Try it:
Apart from the images, repeat the data below exactly as written.
*** Opening Information ***
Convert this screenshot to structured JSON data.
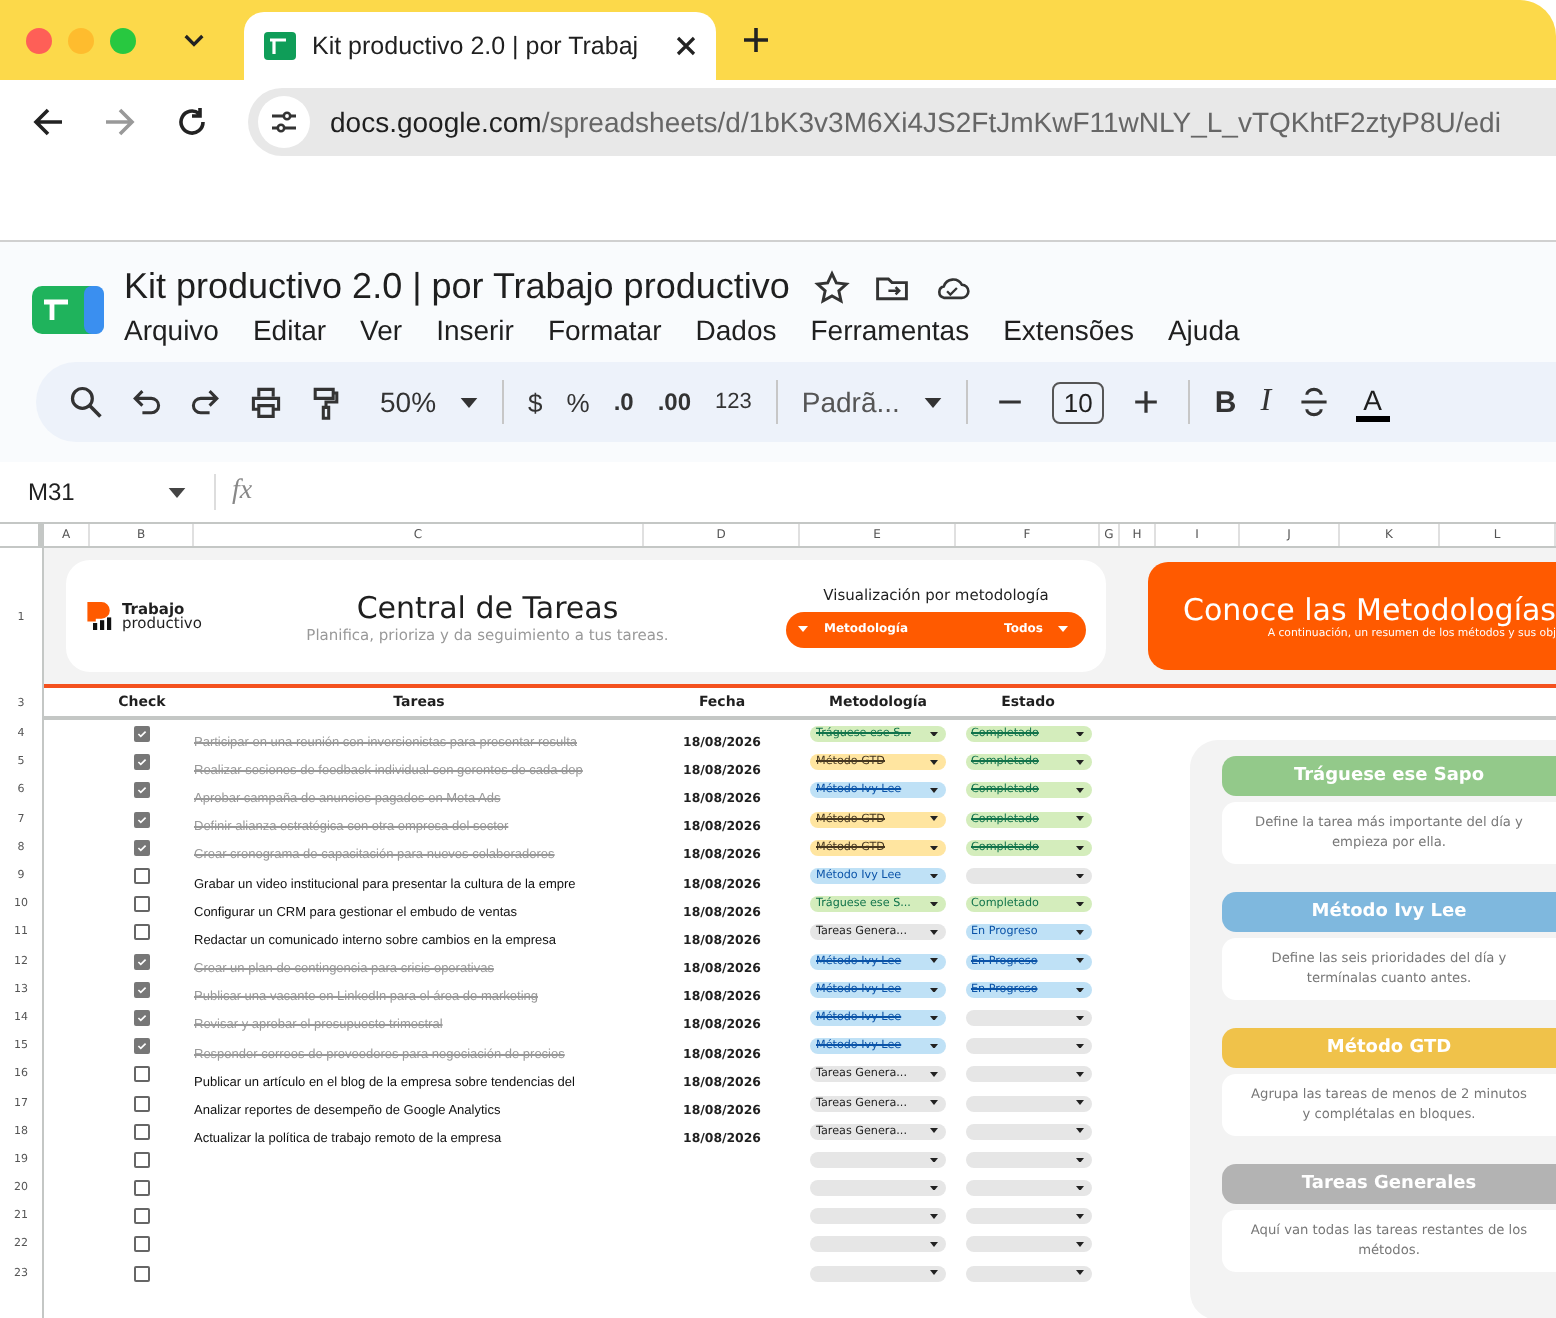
{
  "browser": {
    "tab_title": "Kit productivo 2.0 | por Trabaj",
    "url_domain": "docs.google.com",
    "url_path": "/spreadsheets/d/1bK3v3M6Xi4JS2FtJmKwF11wNLY_L_vTQKhtF2ztyP8U/edi"
  },
  "document": {
    "title": "Kit productivo 2.0 | por Trabajo productivo",
    "menus": [
      "Arquivo",
      "Editar",
      "Ver",
      "Inserir",
      "Formatar",
      "Dados",
      "Ferramentas",
      "Extensões",
      "Ajuda"
    ]
  },
  "toolbar": {
    "zoom": "50%",
    "currency": "$",
    "percent": "%",
    "decrease_decimals": ".0",
    "increase_decimals": ".00",
    "number_format": "123",
    "font": "Padrã...",
    "font_size": "10",
    "bold": "B",
    "italic": "I",
    "text_color": "A"
  },
  "formula_bar": {
    "cell": "M31",
    "fx": "fx"
  },
  "columns": [
    "A",
    "B",
    "C",
    "D",
    "E",
    "F",
    "G",
    "H",
    "I",
    "J",
    "K",
    "L"
  ],
  "row_numbers": [
    "1",
    "3",
    "4",
    "5",
    "6",
    "7",
    "8",
    "9",
    "10",
    "11",
    "12",
    "13",
    "14",
    "15",
    "16",
    "17",
    "18",
    "19",
    "20",
    "21",
    "22",
    "23"
  ],
  "header_card": {
    "logo_top": "Trabajo",
    "logo_bottom": "productivo",
    "title": "Central de Tareas",
    "subtitle": "Planifica, prioriza y da seguimiento a tus tareas.",
    "filter_label": "Visualización por metodología",
    "filter_method": "Metodología",
    "filter_status": "Todos"
  },
  "banner": {
    "title": "Conoce las Metodologías",
    "subtitle": "A continuación, un resumen de los métodos y sus obj"
  },
  "table_headers": [
    "Check",
    "Tareas",
    "Fecha",
    "Metodología",
    "Estado"
  ],
  "tasks": [
    {
      "checked": true,
      "task": "Participar en una reunión con inversionistas para presentar resulta",
      "date": "18/08/2026",
      "method": {
        "label": "Tráguese ese S...",
        "kind": "frog"
      },
      "status": {
        "label": "Completado",
        "kind": "done"
      }
    },
    {
      "checked": true,
      "task": "Realizar sesiones de feedback individual con gerentes de cada dep",
      "date": "18/08/2026",
      "method": {
        "label": "Método GTD",
        "kind": "gtd"
      },
      "status": {
        "label": "Completado",
        "kind": "done"
      }
    },
    {
      "checked": true,
      "task": "Aprobar campaña de anuncios pagados en Meta Ads",
      "date": "18/08/2026",
      "method": {
        "label": "Método Ivy Lee",
        "kind": "ivy"
      },
      "status": {
        "label": "Completado",
        "kind": "done"
      }
    },
    {
      "checked": true,
      "task": "Definir alianza estratégica con otra empresa del sector",
      "date": "18/08/2026",
      "method": {
        "label": "Método GTD",
        "kind": "gtd"
      },
      "status": {
        "label": "Completado",
        "kind": "done"
      }
    },
    {
      "checked": true,
      "task": "Crear cronograma de capacitación para nuevos colaboradores",
      "date": "18/08/2026",
      "method": {
        "label": "Método GTD",
        "kind": "gtd"
      },
      "status": {
        "label": "Completado",
        "kind": "done"
      }
    },
    {
      "checked": false,
      "task": "Grabar un video institucional para presentar la cultura de la empre",
      "date": "18/08/2026",
      "method": {
        "label": "Método Ivy Lee",
        "kind": "ivy"
      },
      "status": {
        "kind": "none"
      }
    },
    {
      "checked": false,
      "task": "Configurar un CRM para gestionar el embudo de ventas",
      "date": "18/08/2026",
      "method": {
        "label": "Tráguese ese S...",
        "kind": "frog"
      },
      "status": {
        "label": "Completado",
        "kind": "done"
      }
    },
    {
      "checked": false,
      "task": "Redactar un comunicado interno sobre cambios en la empresa",
      "date": "18/08/2026",
      "method": {
        "label": "Tareas Genera...",
        "kind": "general"
      },
      "status": {
        "label": "En Progreso",
        "kind": "progress"
      }
    },
    {
      "checked": true,
      "task": "Crear un plan de contingencia para crisis operativas",
      "date": "18/08/2026",
      "method": {
        "label": "Método Ivy Lee",
        "kind": "ivy"
      },
      "status": {
        "label": "En Progreso",
        "kind": "progress"
      }
    },
    {
      "checked": true,
      "task": "Publicar una vacante en LinkedIn para el área de marketing",
      "date": "18/08/2026",
      "method": {
        "label": "Método Ivy Lee",
        "kind": "ivy"
      },
      "status": {
        "label": "En Progreso",
        "kind": "progress"
      }
    },
    {
      "checked": true,
      "task": "Revisar y aprobar el presupuesto trimestral",
      "date": "18/08/2026",
      "method": {
        "label": "Método Ivy Lee",
        "kind": "ivy"
      },
      "status": {
        "kind": "none"
      }
    },
    {
      "checked": true,
      "task": "Responder correos de proveedores para negociación de precios",
      "date": "18/08/2026",
      "method": {
        "label": "Método Ivy Lee",
        "kind": "ivy"
      },
      "status": {
        "kind": "none"
      }
    },
    {
      "checked": false,
      "task": "Publicar un artículo en el blog de la empresa sobre tendencias del",
      "date": "18/08/2026",
      "method": {
        "label": "Tareas Genera...",
        "kind": "general"
      },
      "status": {
        "kind": "none"
      }
    },
    {
      "checked": false,
      "task": "Analizar reportes de desempeño de Google Analytics",
      "date": "18/08/2026",
      "method": {
        "label": "Tareas Genera...",
        "kind": "general"
      },
      "status": {
        "kind": "none"
      }
    },
    {
      "checked": false,
      "task": "Actualizar la política de trabajo remoto de la empresa",
      "date": "18/08/2026",
      "method": {
        "label": "Tareas Genera...",
        "kind": "general"
      },
      "status": {
        "kind": "none"
      }
    },
    {
      "checked": false,
      "method": {
        "kind": "none"
      },
      "status": {
        "kind": "none"
      }
    },
    {
      "checked": false,
      "method": {
        "kind": "none"
      },
      "status": {
        "kind": "none"
      }
    },
    {
      "checked": false,
      "method": {
        "kind": "none"
      },
      "status": {
        "kind": "none"
      }
    },
    {
      "checked": false,
      "method": {
        "kind": "none"
      },
      "status": {
        "kind": "none"
      }
    },
    {
      "checked": false,
      "method": {
        "kind": "none"
      },
      "status": {
        "kind": "none"
      }
    }
  ],
  "methods": [
    {
      "title": "Tráguese ese Sapo",
      "kind": "frog",
      "description": "Define la tarea más importante del día y empieza por ella."
    },
    {
      "title": "Método Ivy Lee",
      "kind": "ivy",
      "description": "Define las seis prioridades del día y termínalas cuanto antes."
    },
    {
      "title": "Método GTD",
      "kind": "gtd",
      "description": "Agrupa las tareas de menos de 2 minutos y complétalas en bloques."
    },
    {
      "title": "Tareas Generales",
      "kind": "general",
      "description": "Aquí van todas las tareas restantes de los métodos."
    }
  ]
}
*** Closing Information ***
The completed task:
Convert this screenshot to structured JSON data.
{
  "browser": {
    "tab_title": "Kit productivo 2.0 | por Trabaj",
    "url_domain": "docs.google.com",
    "url_path": "/spreadsheets/d/1bK3v3M6Xi4JS2FtJmKwF11wNLY_L_vTQKhtF2ztyP8U/edi"
  },
  "document": {
    "title": "Kit productivo 2.0 | por Trabajo productivo",
    "menus": [
      "Arquivo",
      "Editar",
      "Ver",
      "Inserir",
      "Formatar",
      "Dados",
      "Ferramentas",
      "Extensões",
      "Ajuda"
    ]
  },
  "toolbar": {
    "zoom": "50%",
    "currency": "$",
    "percent": "%",
    "decrease_decimals": ".0",
    "increase_decimals": ".00",
    "number_format": "123",
    "font": "Padrã...",
    "font_size": "10",
    "bold": "B",
    "italic": "I",
    "text_color": "A"
  },
  "formula_bar": {
    "cell": "M31",
    "fx": "fx"
  },
  "columns": [
    "A",
    "B",
    "C",
    "D",
    "E",
    "F",
    "G",
    "H",
    "I",
    "J",
    "K",
    "L"
  ],
  "row_numbers": [
    "1",
    "3",
    "4",
    "5",
    "6",
    "7",
    "8",
    "9",
    "10",
    "11",
    "12",
    "13",
    "14",
    "15",
    "16",
    "17",
    "18",
    "19",
    "20",
    "21",
    "22",
    "23"
  ],
  "header_card": {
    "logo_top": "Trabajo",
    "logo_bottom": "productivo",
    "title": "Central de Tareas",
    "subtitle": "Planifica, prioriza y da seguimiento a tus tareas.",
    "filter_label": "Visualización por metodología",
    "filter_method": "Metodología",
    "filter_status": "Todos"
  },
  "banner": {
    "title": "Conoce las Metodologías",
    "subtitle": "A continuación, un resumen de los métodos y sus obj"
  },
  "table_headers": [
    "Check",
    "Tareas",
    "Fecha",
    "Metodología",
    "Estado"
  ],
  "tasks": [
    {
      "checked": true,
      "task": "Participar en una reunión con inversionistas para presentar resulta",
      "date": "18/08/2026",
      "method": {
        "label": "Tráguese ese S...",
        "kind": "frog"
      },
      "status": {
        "label": "Completado",
        "kind": "done"
      }
    },
    {
      "checked": true,
      "task": "Realizar sesiones de feedback individual con gerentes de cada dep",
      "date": "18/08/2026",
      "method": {
        "label": "Método GTD",
        "kind": "gtd"
      },
      "status": {
        "label": "Completado",
        "kind": "done"
      }
    },
    {
      "checked": true,
      "task": "Aprobar campaña de anuncios pagados en Meta Ads",
      "date": "18/08/2026",
      "method": {
        "label": "Método Ivy Lee",
        "kind": "ivy"
      },
      "status": {
        "label": "Completado",
        "kind": "done"
      }
    },
    {
      "checked": true,
      "task": "Definir alianza estratégica con otra empresa del sector",
      "date": "18/08/2026",
      "method": {
        "label": "Método GTD",
        "kind": "gtd"
      },
      "status": {
        "label": "Completado",
        "kind": "done"
      }
    },
    {
      "checked": true,
      "task": "Crear cronograma de capacitación para nuevos colaboradores",
      "date": "18/08/2026",
      "method": {
        "label": "Método GTD",
        "kind": "gtd"
      },
      "status": {
        "label": "Completado",
        "kind": "done"
      }
    },
    {
      "checked": false,
      "task": "Grabar un video institucional para presentar la cultura de la empre",
      "date": "18/08/2026",
      "method": {
        "label": "Método Ivy Lee",
        "kind": "ivy"
      },
      "status": {
        "kind": "none"
      }
    },
    {
      "checked": false,
      "task": "Configurar un CRM para gestionar el embudo de ventas",
      "date": "18/08/2026",
      "method": {
        "label": "Tráguese ese S...",
        "kind": "frog"
      },
      "status": {
        "label": "Completado",
        "kind": "done"
      }
    },
    {
      "checked": false,
      "task": "Redactar un comunicado interno sobre cambios en la empresa",
      "date": "18/08/2026",
      "method": {
        "label": "Tareas Genera...",
        "kind": "general"
      },
      "status": {
        "label": "En Progreso",
        "kind": "progress"
      }
    },
    {
      "checked": true,
      "task": "Crear un plan de contingencia para crisis operativas",
      "date": "18/08/2026",
      "method": {
        "label": "Método Ivy Lee",
        "kind": "ivy"
      },
      "status": {
        "label": "En Progreso",
        "kind": "progress"
      }
    },
    {
      "checked": true,
      "task": "Publicar una vacante en LinkedIn para el área de marketing",
      "date": "18/08/2026",
      "method": {
        "label": "Método Ivy Lee",
        "kind": "ivy"
      },
      "status": {
        "label": "En Progreso",
        "kind": "progress"
      }
    },
    {
      "checked": true,
      "task": "Revisar y aprobar el presupuesto trimestral",
      "date": "18/08/2026",
      "method": {
        "label": "Método Ivy Lee",
        "kind": "ivy"
      },
      "status": {
        "kind": "none"
      }
    },
    {
      "checked": true,
      "task": "Responder correos de proveedores para negociación de precios",
      "date": "18/08/2026",
      "method": {
        "label": "Método Ivy Lee",
        "kind": "ivy"
      },
      "status": {
        "kind": "none"
      }
    },
    {
      "checked": false,
      "task": "Publicar un artículo en el blog de la empresa sobre tendencias del",
      "date": "18/08/2026",
      "method": {
        "label": "Tareas Genera...",
        "kind": "general"
      },
      "status": {
        "kind": "none"
      }
    },
    {
      "checked": false,
      "task": "Analizar reportes de desempeño de Google Analytics",
      "date": "18/08/2026",
      "method": {
        "label": "Tareas Genera...",
        "kind": "general"
      },
      "status": {
        "kind": "none"
      }
    },
    {
      "checked": false,
      "task": "Actualizar la política de trabajo remoto de la empresa",
      "date": "18/08/2026",
      "method": {
        "label": "Tareas Genera...",
        "kind": "general"
      },
      "status": {
        "kind": "none"
      }
    },
    {
      "checked": false,
      "method": {
        "kind": "none"
      },
      "status": {
        "kind": "none"
      }
    },
    {
      "checked": false,
      "method": {
        "kind": "none"
      },
      "status": {
        "kind": "none"
      }
    },
    {
      "checked": false,
      "method": {
        "kind": "none"
      },
      "status": {
        "kind": "none"
      }
    },
    {
      "checked": false,
      "method": {
        "kind": "none"
      },
      "status": {
        "kind": "none"
      }
    },
    {
      "checked": false,
      "method": {
        "kind": "none"
      },
      "status": {
        "kind": "none"
      }
    }
  ],
  "methods": [
    {
      "title": "Tráguese ese Sapo",
      "kind": "frog",
      "description": "Define la tarea más importante del día y empieza por ella."
    },
    {
      "title": "Método Ivy Lee",
      "kind": "ivy",
      "description": "Define las seis prioridades del día y termínalas cuanto antes."
    },
    {
      "title": "Método GTD",
      "kind": "gtd",
      "description": "Agrupa las tareas de menos de 2 minutos y complétalas en bloques."
    },
    {
      "title": "Tareas Generales",
      "kind": "general",
      "description": "Aquí van todas las tareas restantes de los métodos."
    }
  ]
}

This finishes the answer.